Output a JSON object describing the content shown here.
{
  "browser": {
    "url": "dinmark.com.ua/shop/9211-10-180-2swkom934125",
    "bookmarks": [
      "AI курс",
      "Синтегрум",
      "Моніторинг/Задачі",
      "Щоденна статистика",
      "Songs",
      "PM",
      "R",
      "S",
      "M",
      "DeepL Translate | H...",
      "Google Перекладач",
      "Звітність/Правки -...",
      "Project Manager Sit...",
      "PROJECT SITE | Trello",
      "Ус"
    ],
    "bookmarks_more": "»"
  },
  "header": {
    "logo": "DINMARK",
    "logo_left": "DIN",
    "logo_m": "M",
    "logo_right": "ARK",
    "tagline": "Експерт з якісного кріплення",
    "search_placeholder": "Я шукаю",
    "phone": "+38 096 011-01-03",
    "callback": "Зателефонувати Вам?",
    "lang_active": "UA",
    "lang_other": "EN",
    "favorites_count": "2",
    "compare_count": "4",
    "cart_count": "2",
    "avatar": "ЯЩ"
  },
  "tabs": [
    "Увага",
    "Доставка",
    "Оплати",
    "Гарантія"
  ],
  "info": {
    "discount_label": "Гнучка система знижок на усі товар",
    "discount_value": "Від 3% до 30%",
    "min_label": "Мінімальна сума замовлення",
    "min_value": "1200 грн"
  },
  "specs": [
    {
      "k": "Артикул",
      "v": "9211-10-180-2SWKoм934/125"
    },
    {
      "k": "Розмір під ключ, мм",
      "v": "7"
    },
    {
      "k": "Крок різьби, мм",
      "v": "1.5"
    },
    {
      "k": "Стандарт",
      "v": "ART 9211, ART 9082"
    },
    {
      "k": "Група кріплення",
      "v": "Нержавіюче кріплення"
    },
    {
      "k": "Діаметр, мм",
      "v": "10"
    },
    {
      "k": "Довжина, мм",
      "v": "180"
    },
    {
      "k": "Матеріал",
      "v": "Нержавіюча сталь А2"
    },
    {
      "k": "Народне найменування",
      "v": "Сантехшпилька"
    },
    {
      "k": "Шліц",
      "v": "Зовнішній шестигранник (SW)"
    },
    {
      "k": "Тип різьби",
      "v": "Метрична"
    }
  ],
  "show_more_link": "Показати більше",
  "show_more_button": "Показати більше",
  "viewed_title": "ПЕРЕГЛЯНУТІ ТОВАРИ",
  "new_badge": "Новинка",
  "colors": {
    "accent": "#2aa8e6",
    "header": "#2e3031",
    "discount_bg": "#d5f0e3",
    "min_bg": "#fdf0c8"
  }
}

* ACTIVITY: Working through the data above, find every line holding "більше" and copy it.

* ANSWER BOX:
  "show_more_link": "Показати більше",
  "show_more_button": "Показати більше",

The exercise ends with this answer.